Abstract – The International Classification of Functioning, Disability and Health (ICF) is a classification of the World Health Organization (WHO). It is a reference document for the description of phenomena related to functioning and disability. The aim of the present study is to assess the relationship between the theoretical assumptions of ICF and the field of HealthPromotion. The dissemination of ICF has been widely documented in literature over the last few years, however, there is a large gap between enthusiasm with the paradigm change that the classification proposes and its effective incorporation in the different environments of health care. This study presents an example of ICF operation- alization. The biopsychosocial evaluation model of ICF presented is a strategy of light technology in health that advances towards the proposals of the field of HealthPromotion. Key words : Decision making; Disability and health; Healthpromotion; International classification of functioning.
towards the implementation of the core priorities laid out in the National HealthPromotion Policy (PNPS, acronym in Portuguese) and current chal- lenges, highlighting aspects that are essential to ensuring the sustainability of this policy in times of crisis. It consists of a narrative review drawing on published research and official government documents. The PNPS was approved in 2006 and revised in 2014 and emphasizes the importance of social determinants of health and the adoption of an intersectoral approach to healthpromotion based on shared responsibility networks aimed at improving quality of life. Progress has been made across all core priorities: tackling the use of tobacco and its derivatives; tackling alcohol and other drug abuse; promoting safe and sustainable mobility; adequate and healthy food; physical ac- tivity; promoting a culture of peace and human rights; and promoting sustainable development. However, this progress is seriously threatened by the grave political, economic and institutional cri- sis that plagues the country, notably budget cuts and a spending cap that limits public spending for the next 20 years imposed by Constitutional Amendment Nº 95, painting a future full of un- certainties.

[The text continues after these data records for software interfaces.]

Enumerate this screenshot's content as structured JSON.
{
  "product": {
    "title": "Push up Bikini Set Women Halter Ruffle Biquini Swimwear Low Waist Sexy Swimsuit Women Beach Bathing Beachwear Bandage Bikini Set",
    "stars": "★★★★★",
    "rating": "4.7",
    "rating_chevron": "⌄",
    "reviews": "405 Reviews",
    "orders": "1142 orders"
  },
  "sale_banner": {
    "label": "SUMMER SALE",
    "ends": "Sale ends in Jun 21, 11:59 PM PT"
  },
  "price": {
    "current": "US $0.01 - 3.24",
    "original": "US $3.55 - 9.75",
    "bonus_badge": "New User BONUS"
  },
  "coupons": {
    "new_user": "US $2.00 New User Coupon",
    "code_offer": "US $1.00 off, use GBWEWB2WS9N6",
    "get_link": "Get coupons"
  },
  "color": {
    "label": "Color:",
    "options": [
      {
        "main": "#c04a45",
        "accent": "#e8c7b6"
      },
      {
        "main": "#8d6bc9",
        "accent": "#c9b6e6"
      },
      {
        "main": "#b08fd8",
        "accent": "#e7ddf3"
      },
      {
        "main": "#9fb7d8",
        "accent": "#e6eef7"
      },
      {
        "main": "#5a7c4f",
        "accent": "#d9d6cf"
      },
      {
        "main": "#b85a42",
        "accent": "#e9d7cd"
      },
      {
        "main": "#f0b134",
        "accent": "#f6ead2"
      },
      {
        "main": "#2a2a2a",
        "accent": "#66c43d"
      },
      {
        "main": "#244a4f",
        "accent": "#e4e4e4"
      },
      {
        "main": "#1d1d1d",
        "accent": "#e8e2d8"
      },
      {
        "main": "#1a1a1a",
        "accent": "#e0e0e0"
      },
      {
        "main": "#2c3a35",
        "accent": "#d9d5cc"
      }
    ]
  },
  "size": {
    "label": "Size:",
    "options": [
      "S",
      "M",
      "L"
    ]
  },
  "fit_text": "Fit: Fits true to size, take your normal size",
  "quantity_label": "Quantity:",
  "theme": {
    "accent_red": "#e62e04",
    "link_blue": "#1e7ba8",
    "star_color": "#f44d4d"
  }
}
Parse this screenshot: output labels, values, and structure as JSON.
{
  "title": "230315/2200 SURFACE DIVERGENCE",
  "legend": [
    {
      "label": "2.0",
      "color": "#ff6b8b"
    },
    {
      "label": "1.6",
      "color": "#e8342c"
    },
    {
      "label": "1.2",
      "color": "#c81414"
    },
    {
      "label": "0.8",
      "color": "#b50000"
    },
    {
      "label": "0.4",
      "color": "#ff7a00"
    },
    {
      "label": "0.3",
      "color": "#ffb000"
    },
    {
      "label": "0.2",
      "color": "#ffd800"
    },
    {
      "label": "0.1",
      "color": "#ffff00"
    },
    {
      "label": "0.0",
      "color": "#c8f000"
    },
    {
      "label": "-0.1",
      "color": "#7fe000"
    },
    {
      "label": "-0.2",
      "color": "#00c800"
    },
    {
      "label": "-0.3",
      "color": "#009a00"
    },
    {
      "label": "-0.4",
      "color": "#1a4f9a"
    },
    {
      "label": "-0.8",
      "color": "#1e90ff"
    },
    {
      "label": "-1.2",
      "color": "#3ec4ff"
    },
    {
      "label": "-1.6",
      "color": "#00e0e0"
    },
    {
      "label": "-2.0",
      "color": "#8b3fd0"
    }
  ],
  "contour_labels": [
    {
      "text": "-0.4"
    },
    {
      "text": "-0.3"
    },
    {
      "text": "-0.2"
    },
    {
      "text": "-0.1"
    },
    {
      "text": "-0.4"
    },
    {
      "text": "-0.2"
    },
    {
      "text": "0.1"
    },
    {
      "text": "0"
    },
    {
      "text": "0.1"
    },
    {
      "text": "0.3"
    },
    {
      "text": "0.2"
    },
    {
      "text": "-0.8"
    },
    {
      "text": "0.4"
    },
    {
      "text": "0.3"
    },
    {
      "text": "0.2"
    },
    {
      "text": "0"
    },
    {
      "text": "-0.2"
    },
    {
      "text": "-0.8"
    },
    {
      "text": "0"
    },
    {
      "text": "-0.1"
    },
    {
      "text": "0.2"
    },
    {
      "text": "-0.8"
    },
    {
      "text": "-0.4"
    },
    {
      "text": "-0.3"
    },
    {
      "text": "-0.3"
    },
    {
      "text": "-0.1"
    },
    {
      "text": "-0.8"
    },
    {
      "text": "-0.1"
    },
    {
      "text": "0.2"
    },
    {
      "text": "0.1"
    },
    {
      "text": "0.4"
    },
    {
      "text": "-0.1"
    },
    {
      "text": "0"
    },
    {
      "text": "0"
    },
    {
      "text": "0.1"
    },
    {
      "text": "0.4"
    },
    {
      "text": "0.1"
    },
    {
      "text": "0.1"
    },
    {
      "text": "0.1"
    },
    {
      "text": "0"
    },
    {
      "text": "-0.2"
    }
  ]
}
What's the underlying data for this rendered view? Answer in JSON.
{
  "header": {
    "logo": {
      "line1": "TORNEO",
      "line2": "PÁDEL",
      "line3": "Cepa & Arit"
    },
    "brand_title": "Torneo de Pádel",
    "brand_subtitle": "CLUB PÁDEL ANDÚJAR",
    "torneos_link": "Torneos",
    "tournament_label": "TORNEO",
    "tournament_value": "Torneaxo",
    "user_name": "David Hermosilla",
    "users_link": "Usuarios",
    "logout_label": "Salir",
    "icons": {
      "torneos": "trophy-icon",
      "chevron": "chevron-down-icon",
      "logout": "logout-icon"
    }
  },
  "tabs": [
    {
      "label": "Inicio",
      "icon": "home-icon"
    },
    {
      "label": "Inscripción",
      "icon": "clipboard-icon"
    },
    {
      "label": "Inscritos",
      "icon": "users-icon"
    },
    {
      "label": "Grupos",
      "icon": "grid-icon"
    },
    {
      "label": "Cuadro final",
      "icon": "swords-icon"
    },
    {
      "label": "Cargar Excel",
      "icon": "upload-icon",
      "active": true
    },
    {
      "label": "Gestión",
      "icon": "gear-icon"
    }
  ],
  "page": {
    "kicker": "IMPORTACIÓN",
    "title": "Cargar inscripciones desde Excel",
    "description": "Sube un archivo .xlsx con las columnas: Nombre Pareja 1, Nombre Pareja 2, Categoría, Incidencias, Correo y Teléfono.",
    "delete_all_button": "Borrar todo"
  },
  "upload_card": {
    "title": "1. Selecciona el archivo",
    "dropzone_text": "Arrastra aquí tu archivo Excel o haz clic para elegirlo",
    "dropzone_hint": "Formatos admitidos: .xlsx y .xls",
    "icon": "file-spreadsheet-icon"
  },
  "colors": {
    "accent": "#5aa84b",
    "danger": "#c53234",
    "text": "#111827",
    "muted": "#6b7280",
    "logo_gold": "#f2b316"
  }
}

Abstract This article examines progress made towards the implementation of the core priorities laid out in the National HealthPromotion Policy (PNPS, acronym in Portuguese) and current chal- lenges, highlighting aspects that are essential to ensuring the sustainability of this policy in times of crisis. It consists of a narrative review drawing on published research and official government documents. The PNPS was approved in 2006 and revised in 2014 and emphasizes the importance of social determinants of health and the adoption of an intersectoral approach to healthpromotion based on shared responsibility networks aimed at improving quality of life. Progress has been made across all core priorities: tackling the use of tobacco and its derivatives; tackling alcohol and other drug abuse; promoting safe and sustainable mobility; adequate and healthy food; physical ac- tivity; promoting a culture of peace and human rights; and promoting sustainable development. However, this progress is seriously threatened by the grave political, economic and institutional cri- sis that plagues the country, notably budget cuts and a spending cap that limits public spending for the next 20 years imposed by Constitutional Amendment Nº 95, painting a future full of un- certainties.